For every line in the records below that holds "icon", make a copy.

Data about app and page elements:
_ _ _

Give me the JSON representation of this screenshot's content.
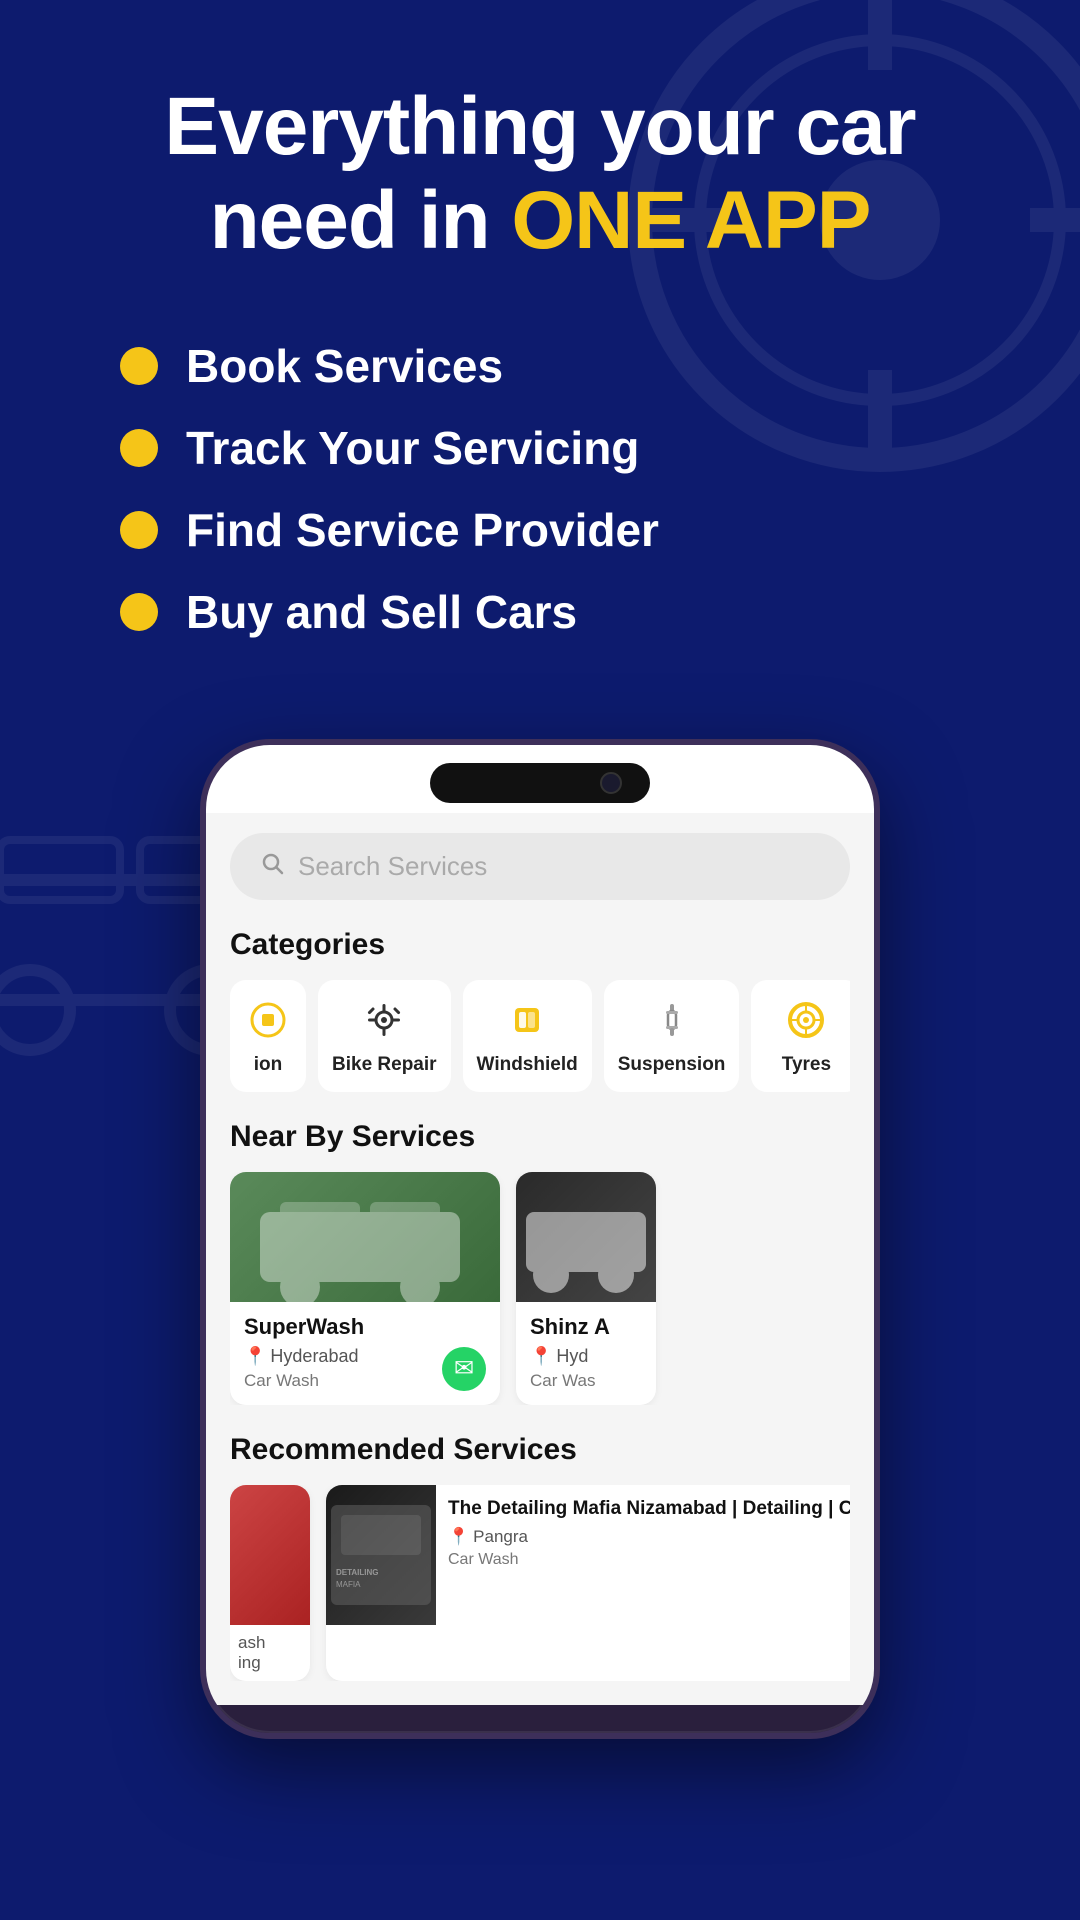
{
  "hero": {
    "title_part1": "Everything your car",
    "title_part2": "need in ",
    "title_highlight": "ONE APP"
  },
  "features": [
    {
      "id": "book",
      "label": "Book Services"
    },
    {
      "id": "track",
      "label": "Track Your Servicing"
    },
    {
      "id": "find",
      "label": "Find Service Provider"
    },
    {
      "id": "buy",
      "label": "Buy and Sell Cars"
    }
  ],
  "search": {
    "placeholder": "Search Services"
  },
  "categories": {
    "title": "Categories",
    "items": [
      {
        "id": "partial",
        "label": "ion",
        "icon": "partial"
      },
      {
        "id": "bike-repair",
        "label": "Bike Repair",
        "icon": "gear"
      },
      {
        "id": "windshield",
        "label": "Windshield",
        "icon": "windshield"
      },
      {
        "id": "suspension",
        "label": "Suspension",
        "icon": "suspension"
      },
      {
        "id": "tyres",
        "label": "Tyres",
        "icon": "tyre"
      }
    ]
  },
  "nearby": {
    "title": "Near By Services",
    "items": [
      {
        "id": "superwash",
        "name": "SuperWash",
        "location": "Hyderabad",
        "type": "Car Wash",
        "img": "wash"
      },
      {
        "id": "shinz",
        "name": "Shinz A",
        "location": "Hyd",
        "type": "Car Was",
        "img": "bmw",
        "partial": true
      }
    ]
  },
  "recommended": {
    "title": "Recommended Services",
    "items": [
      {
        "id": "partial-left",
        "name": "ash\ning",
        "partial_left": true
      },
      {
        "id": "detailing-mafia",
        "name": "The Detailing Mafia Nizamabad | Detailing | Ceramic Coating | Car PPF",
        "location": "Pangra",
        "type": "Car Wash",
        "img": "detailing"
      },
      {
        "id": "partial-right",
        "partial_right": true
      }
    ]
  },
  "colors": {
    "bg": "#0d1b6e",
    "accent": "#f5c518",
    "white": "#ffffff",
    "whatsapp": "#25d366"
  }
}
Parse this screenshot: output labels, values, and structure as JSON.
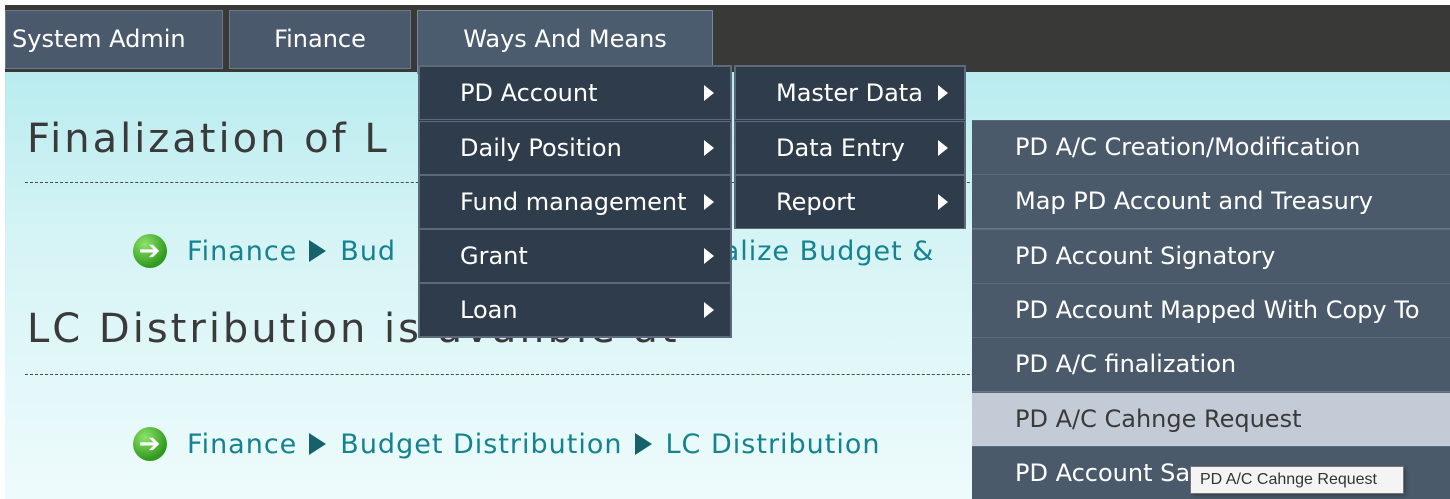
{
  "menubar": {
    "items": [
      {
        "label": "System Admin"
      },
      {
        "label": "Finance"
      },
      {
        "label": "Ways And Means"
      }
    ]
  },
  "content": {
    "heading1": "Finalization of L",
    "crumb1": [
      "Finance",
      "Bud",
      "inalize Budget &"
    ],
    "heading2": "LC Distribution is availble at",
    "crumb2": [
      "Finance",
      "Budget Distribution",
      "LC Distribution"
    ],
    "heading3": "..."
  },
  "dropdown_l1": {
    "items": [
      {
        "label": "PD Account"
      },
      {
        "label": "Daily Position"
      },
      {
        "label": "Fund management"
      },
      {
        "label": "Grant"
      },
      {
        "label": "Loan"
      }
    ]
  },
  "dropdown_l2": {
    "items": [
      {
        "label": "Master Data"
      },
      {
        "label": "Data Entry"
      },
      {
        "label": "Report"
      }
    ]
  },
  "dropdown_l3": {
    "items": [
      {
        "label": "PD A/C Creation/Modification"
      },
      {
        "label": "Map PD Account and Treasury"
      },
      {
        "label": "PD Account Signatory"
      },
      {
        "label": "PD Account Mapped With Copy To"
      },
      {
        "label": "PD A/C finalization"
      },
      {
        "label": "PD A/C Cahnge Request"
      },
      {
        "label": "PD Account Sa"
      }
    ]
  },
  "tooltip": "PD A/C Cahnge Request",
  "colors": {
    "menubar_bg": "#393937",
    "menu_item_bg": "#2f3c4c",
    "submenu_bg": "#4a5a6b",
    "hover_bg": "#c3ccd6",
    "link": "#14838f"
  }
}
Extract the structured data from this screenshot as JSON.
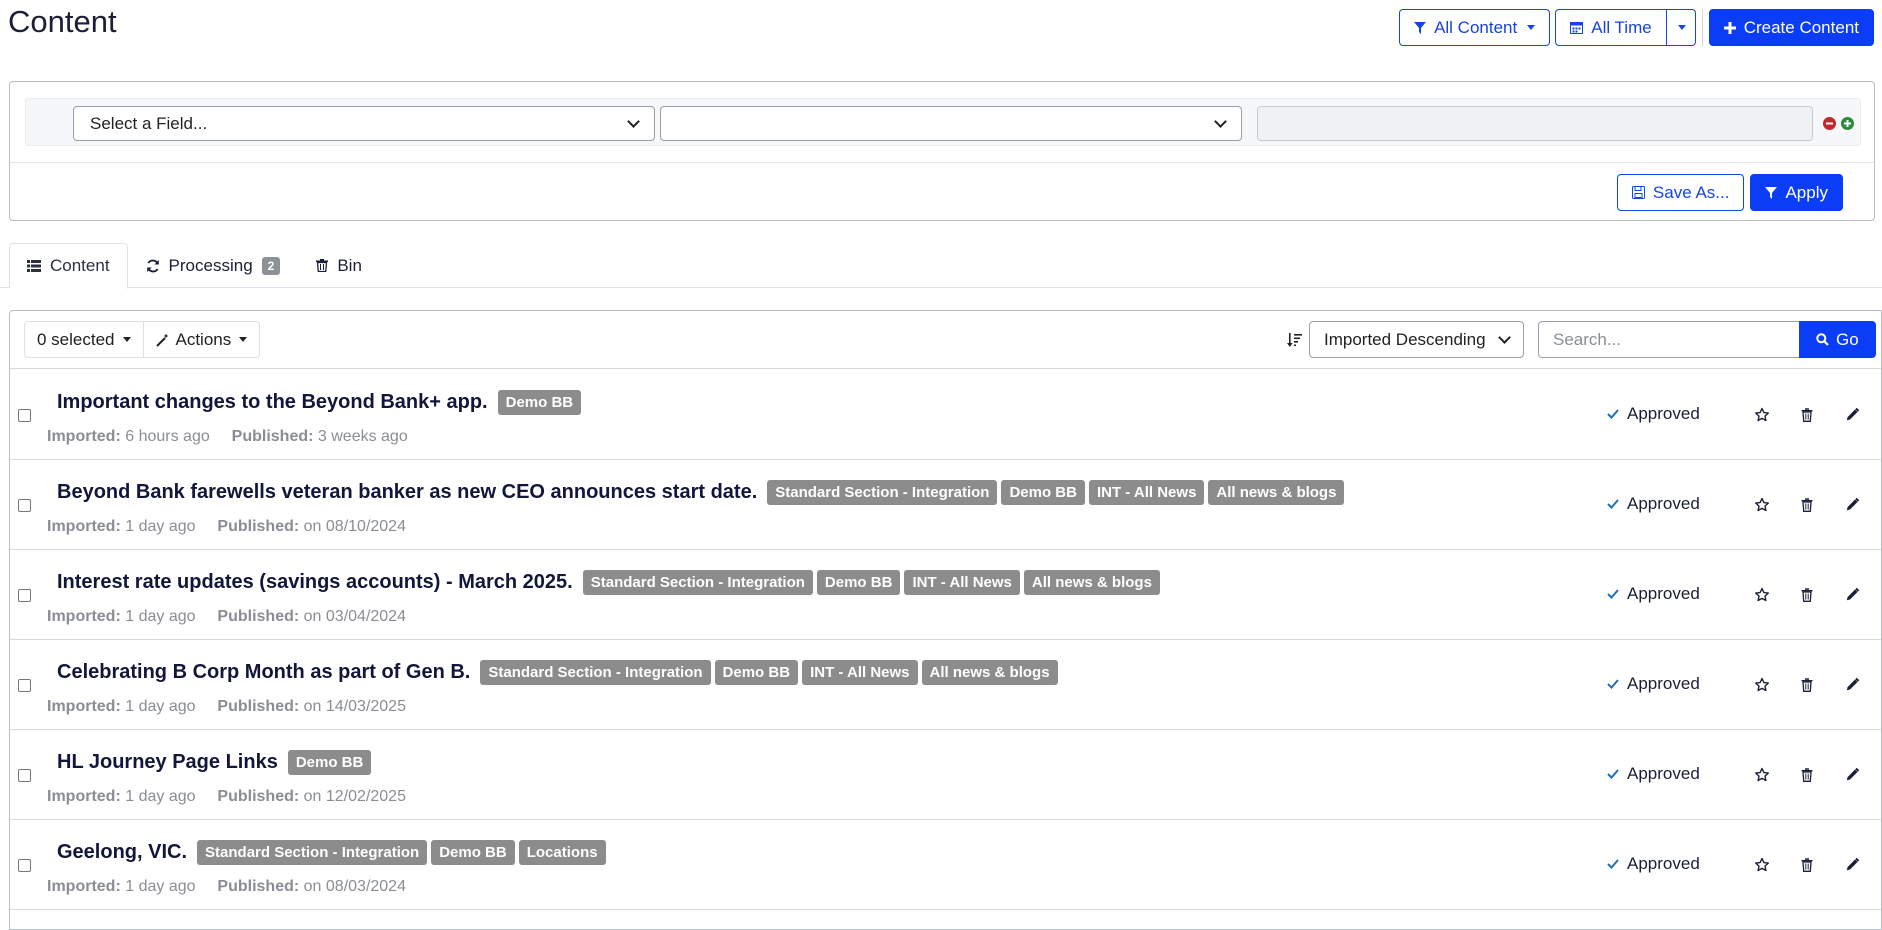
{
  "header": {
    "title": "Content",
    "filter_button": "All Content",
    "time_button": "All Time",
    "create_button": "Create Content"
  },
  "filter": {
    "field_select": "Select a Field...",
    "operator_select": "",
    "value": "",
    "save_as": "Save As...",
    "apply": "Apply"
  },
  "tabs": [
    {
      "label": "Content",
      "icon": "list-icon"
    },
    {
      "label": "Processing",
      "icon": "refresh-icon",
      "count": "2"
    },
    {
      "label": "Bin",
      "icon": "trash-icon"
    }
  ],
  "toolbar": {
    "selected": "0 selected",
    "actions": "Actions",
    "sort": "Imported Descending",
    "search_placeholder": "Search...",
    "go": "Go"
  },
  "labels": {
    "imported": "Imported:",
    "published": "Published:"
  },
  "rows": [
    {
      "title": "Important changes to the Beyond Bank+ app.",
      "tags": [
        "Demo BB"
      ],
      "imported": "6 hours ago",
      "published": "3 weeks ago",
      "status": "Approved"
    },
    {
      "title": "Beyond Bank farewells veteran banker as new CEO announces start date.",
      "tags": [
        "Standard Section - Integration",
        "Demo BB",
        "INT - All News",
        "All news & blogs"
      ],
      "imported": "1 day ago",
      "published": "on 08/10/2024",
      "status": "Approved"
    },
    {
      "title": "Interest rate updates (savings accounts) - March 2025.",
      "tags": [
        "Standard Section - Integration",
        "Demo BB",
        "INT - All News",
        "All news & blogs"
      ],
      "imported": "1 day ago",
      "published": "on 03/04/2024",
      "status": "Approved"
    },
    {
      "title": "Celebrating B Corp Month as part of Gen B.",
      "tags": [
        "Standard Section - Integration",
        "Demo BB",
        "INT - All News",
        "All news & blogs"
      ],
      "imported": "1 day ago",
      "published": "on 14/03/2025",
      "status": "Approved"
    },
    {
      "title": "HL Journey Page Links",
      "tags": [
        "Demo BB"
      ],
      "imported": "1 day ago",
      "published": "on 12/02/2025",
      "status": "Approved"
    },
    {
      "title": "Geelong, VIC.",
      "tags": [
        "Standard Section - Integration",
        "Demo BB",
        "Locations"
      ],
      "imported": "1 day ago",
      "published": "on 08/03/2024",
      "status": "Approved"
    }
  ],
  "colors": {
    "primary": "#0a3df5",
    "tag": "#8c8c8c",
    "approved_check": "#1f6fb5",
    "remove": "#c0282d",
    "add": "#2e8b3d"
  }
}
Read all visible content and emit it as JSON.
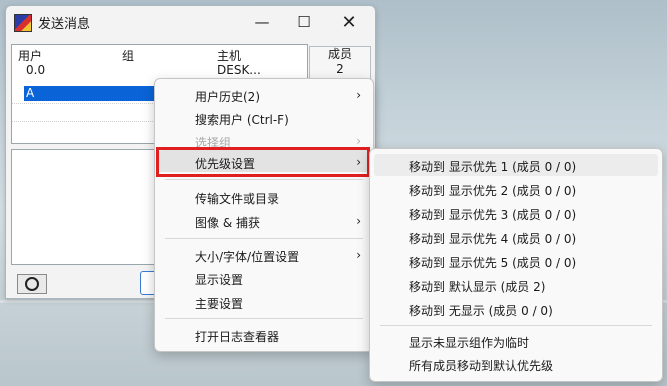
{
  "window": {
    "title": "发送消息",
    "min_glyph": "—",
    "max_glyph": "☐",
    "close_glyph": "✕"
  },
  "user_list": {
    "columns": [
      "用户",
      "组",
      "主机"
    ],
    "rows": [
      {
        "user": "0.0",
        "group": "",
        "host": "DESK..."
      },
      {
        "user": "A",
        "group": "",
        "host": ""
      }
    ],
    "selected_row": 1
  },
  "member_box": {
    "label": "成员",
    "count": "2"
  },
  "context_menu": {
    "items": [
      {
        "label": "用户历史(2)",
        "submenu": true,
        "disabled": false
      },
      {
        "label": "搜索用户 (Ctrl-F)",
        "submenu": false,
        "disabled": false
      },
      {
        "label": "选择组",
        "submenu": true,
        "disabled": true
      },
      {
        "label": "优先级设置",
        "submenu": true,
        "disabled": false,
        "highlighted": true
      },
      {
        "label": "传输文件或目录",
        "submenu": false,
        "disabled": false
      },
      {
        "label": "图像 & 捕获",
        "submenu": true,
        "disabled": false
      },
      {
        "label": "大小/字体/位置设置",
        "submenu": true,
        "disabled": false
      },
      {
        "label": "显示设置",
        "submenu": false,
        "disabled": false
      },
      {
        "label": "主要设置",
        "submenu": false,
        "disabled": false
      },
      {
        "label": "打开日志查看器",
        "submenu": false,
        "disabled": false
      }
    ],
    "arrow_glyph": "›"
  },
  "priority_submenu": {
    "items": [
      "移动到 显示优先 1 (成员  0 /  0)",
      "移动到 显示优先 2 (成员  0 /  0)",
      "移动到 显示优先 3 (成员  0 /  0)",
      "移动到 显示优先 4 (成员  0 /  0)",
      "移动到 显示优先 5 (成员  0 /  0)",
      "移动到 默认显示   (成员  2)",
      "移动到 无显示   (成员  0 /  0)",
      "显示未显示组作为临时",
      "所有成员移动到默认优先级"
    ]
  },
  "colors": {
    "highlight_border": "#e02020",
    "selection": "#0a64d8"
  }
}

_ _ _

Exercise result
        "icon": "partial"
        "icon": "gear"
        "icon": "windshield"
        "icon": "suspension"
        "icon": "tyre"
      "icon": "list-icon"
      "icon": "refresh-icon",
      "icon": "trash-icon"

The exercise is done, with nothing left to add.